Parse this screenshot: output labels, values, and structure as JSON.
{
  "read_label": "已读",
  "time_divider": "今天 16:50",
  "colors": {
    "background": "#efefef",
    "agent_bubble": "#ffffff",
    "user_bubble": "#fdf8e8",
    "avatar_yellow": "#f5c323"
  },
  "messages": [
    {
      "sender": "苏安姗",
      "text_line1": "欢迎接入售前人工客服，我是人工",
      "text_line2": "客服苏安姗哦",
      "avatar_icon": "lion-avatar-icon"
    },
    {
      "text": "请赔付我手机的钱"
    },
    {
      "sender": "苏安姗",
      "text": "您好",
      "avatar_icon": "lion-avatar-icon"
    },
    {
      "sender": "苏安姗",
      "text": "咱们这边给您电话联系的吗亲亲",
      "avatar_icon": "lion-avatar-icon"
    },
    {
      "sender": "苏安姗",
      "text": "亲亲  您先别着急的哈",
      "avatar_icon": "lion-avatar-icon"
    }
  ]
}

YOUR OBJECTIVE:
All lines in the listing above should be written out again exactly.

REPLY:
Parse this screenshot: output labels, values, and structure as JSON.
{
  "read_label": "已读",
  "time_divider": "今天 16:50",
  "colors": {
    "background": "#efefef",
    "agent_bubble": "#ffffff",
    "user_bubble": "#fdf8e8",
    "avatar_yellow": "#f5c323"
  },
  "messages": [
    {
      "sender": "苏安姗",
      "text_line1": "欢迎接入售前人工客服，我是人工",
      "text_line2": "客服苏安姗哦",
      "avatar_icon": "lion-avatar-icon"
    },
    {
      "text": "请赔付我手机的钱"
    },
    {
      "sender": "苏安姗",
      "text": "您好",
      "avatar_icon": "lion-avatar-icon"
    },
    {
      "sender": "苏安姗",
      "text": "咱们这边给您电话联系的吗亲亲",
      "avatar_icon": "lion-avatar-icon"
    },
    {
      "sender": "苏安姗",
      "text": "亲亲  您先别着急的哈",
      "avatar_icon": "lion-avatar-icon"
    }
  ]
}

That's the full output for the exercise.